Mission: To perform spectacular live orchestral music and host educational events as a means of inspiring, bringing joy and providing an environment that is enjoyable, nurturing, and inclusive for all residents of and visitors to Northern Colorado.
Vision: The Fort Collins Symphony will continue to be a source of community pride as the leading regional orchestra with an expanding audience while achieving a national level of artistic excellence.
The FCS is the oldest arts organization and the only professional symphony in Larimer County. The Symphony's roots were planted in 1923 as the Fort Collins Concert Orchestra when Editha Todd Leonard began conducting the volunteer musical ensemble. In 1948, Juilliard violinist Will Schwartz took the position of music professor at what is now Colorado State University. A year later, he revitalized the community orchestra. As his reputation grew, so did that of the volunteer ensemble. Schwartz earned the Symphony's respect, recruited extraordinary talent, and inspired a loyal following. The Fort Collins Symphony Association was formed in 1952 to provide programming guidance, personnel management, and fiscal oversight for the Symphony. The FCS began paying its musicians in the 1980s, and now employs more than 50 professional musicians.

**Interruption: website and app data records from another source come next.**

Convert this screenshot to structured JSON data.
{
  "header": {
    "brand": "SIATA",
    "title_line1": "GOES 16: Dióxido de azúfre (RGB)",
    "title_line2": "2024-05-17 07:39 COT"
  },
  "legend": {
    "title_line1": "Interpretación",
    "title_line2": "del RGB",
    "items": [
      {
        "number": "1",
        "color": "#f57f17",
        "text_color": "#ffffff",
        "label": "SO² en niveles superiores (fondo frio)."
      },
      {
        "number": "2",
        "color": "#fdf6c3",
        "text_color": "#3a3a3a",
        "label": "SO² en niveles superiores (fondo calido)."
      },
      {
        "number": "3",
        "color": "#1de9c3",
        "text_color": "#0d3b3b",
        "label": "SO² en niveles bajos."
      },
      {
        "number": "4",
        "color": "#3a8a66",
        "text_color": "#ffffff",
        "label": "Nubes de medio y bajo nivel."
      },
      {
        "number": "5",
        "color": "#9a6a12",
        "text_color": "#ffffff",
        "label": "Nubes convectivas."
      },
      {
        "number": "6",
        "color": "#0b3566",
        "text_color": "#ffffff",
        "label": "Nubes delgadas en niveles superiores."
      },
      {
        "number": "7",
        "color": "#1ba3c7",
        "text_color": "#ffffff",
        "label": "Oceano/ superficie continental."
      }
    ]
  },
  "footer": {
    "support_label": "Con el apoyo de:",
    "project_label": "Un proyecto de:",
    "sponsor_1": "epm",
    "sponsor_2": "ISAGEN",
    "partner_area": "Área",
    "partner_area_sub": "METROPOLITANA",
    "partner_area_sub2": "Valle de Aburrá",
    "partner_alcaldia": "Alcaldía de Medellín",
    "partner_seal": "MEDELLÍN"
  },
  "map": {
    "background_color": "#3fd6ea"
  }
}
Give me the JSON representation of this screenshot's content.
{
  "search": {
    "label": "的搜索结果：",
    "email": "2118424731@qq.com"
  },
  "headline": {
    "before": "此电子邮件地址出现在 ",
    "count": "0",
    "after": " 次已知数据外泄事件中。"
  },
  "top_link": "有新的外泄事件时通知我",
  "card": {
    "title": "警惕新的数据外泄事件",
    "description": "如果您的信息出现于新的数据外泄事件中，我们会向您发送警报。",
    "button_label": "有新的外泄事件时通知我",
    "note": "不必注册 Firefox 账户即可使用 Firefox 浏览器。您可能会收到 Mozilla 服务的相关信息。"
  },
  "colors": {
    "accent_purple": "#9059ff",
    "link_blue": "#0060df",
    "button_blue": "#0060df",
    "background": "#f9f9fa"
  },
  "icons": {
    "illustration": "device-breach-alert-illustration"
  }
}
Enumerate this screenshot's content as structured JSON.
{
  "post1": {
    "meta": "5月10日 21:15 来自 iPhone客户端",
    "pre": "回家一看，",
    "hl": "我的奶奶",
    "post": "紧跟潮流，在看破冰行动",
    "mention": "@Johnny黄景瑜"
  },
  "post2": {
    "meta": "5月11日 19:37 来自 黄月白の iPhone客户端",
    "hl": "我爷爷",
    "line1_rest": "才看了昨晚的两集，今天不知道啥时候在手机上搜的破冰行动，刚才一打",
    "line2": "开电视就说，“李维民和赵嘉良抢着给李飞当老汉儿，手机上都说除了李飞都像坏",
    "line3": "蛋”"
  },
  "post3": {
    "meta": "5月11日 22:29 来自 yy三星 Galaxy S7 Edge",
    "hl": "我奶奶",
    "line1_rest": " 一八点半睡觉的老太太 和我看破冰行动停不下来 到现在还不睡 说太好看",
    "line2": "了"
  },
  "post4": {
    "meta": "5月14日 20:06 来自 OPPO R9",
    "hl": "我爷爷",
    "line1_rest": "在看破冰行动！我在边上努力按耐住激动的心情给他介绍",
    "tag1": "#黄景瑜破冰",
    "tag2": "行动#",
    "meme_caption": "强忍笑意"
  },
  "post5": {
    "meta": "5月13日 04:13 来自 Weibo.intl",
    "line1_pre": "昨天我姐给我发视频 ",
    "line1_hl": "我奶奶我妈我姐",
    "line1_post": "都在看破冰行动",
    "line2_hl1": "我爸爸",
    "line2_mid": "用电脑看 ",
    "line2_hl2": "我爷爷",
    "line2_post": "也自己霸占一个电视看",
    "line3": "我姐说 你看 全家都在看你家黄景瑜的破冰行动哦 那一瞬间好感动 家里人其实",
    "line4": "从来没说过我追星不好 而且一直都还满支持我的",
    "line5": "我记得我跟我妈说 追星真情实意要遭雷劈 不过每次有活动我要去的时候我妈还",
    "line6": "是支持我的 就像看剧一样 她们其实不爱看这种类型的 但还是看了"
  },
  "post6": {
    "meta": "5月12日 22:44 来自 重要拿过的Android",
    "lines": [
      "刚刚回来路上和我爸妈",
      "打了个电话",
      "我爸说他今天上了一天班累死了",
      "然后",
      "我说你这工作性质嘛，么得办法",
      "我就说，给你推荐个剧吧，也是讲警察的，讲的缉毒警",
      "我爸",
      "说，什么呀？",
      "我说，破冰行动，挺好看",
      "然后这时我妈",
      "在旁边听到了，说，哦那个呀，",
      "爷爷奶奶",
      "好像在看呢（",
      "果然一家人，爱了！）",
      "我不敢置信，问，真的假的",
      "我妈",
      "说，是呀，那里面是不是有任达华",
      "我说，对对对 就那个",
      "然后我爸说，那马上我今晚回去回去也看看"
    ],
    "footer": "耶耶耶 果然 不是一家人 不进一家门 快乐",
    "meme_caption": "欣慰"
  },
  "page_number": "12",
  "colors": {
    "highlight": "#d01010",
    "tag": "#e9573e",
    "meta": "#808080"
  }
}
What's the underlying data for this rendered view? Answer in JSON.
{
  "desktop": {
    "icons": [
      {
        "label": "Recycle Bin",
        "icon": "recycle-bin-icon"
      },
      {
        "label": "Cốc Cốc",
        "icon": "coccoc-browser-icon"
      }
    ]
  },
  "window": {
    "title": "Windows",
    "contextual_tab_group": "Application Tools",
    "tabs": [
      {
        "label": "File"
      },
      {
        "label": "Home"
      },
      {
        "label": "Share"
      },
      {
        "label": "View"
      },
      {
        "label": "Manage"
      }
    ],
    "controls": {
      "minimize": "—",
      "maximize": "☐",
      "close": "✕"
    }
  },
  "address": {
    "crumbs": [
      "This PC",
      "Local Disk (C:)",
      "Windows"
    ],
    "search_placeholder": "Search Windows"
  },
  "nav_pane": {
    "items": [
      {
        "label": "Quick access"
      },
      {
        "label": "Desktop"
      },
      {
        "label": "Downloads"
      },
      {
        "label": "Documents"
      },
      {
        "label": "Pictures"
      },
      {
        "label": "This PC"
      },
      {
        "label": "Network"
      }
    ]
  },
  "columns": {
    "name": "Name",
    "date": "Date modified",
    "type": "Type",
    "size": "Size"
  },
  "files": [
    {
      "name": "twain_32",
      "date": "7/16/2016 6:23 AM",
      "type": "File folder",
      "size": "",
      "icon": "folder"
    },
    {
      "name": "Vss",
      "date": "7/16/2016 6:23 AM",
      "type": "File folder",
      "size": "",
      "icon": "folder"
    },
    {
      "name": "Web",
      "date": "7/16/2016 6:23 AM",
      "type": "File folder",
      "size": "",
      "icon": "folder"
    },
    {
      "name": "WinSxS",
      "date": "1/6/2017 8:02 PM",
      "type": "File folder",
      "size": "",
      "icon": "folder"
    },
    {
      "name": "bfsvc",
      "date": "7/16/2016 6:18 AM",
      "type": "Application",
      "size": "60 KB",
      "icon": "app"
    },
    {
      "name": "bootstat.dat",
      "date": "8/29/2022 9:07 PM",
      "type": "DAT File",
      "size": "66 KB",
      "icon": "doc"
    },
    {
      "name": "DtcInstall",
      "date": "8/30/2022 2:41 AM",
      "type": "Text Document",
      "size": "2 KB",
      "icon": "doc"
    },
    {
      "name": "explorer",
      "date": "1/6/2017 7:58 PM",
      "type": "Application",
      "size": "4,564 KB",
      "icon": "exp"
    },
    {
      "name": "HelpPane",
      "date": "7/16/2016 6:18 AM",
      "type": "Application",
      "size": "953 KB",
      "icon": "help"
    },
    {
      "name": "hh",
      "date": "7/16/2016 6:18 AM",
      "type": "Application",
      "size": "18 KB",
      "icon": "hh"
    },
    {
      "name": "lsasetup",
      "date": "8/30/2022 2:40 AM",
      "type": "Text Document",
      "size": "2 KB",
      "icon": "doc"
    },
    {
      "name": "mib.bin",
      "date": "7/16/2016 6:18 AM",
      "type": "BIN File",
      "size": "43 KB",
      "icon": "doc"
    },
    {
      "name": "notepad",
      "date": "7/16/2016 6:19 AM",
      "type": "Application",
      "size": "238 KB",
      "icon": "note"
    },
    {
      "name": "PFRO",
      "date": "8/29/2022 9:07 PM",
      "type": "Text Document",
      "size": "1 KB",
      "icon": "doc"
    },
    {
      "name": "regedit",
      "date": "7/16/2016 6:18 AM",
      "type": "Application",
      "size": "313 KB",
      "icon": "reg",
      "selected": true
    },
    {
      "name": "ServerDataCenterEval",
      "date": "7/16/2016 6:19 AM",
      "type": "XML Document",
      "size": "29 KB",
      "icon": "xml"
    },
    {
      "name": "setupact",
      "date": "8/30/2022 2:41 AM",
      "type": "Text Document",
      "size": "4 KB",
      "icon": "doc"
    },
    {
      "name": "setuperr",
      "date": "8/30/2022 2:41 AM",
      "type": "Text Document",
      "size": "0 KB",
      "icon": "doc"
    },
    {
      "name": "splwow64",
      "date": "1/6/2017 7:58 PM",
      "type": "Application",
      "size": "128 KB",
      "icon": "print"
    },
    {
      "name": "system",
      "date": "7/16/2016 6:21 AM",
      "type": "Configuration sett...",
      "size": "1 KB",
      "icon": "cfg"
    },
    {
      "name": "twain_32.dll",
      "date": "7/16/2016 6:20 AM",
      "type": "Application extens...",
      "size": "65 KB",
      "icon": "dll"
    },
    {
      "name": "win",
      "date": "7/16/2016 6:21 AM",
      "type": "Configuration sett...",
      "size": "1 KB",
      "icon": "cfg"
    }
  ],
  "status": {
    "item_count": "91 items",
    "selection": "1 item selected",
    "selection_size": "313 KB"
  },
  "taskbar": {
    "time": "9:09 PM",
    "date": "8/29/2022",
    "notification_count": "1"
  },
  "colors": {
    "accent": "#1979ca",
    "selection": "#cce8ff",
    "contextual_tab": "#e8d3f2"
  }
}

After 50 years, Maestro Schwartz stepped down as conductor in 1999. In 2003, the FCS and CSU Music Department jointly hired award-winning conductor Wes Kenney. Maestro Kenney serves as Music Director of the Fort Collins Symphony, CSU Symphony Orchestra, and the Denver Young Artists Orchestra. He is also a guest conductor with orchestras around the world.
The FCS was honored in 2020 with the New World Report North America Business Award for Best Regional Orchestra in recognition of the organization's efforts to keep its musicians employed and the community engaged during the COVID-19 pandemic.
By a FCS musician:
"I just want to tell you all, thank you. Everything you have all done means a great deal to me, and I know pretty much all of us. Ever since this all began, you have all been one of the most supporting organizations that I belong to, and it has made my living situation sustainable. Without the work you have done, I have no idea where I, or my family would be. So, I just want to say how amazing it has felt to play music again with you all, and thank you, wholeheartedly for everything you are and do. You have my respect forever."
By a patron:
"I have been thinking about that beautiful concert Friday evening. Everything was perfect, the beautiful music, safe environment, cool evening with nice breeze, and beautiful setting. As I was listening to the music and looking at the surroundings, I realized that I actually felt normal." The world of the virus disappeared for me, and I was transported to a place of joy. That is worth so much, and I thank you for the evening."
Why Mary Pat McCurdie supports the Fort Collins Symphony: "Having a professional symphony in town raises the level of sophistication in Fort Collins. In addition to providing excellent classical programing, the presence of an Arts group that is exemplary in giving back to the community leads the way for other arts organizations. I see the Fort Collins Symphony as the arts group that all others look to for guidance."
According to Susan Greer: "The FCS means a lifetime of music to me. While attending my first FCS concert in 1952, I fell in love with the flute and played it for 42 years. Without that first concert, I would not have had the opportunities to be directly involved with music in the United States and Abroad, in bands, orchestras, ensembles and solos, and as a flute student and teacher. Although playing the flute was not my career or a hobby, it was a passion; it has been a part of my identity since 1952. Although I stopped playing the flute in 1994, it is only natural and rewarding for me to volunteer to help today's FCS in any way that I can now that I am retired. My life of music has come full circle: Back to where it started with the Fort Collins Symphony which is still contributing to my lifetime of music. That means the world (or a lifetime) to me."
A B Sharp participant said the following about the Fort Collins Symphony's B Sharp program for people living with dementia and their care providers: "I was blown away because my husband enjoyed it so much and didn't need to use his walker for assistance on his way out of the building. He just walked right out! The music energized him. His voice carries more life in it... I absolutely think he remembers the concert longer than other events and things we do. He can remember when the concert was and knows when concerts will be. That is something that is ingrained in his mind. These concerts are very fundamental and foundational for him.
My husband was really good at music and when we first started playing [after his diagnosis], he would get so lost. After attending B Sharp, I've noticed that he has improved so much. B Sharp is by far the best activity that we get to participate in. It is different from all of the others in the sense that I can really see how much this impacts my husband."
Court Appointed Special Advocate (CASA) participant
"Our last outing to the Symphony in Fort Collins was the best thing that ever happened to me! (My CASA) has shown and told me a lot of fascinating things, this show was one of those, and it got my mind on the things that were happening in the real world. Thank you for making this world a better place."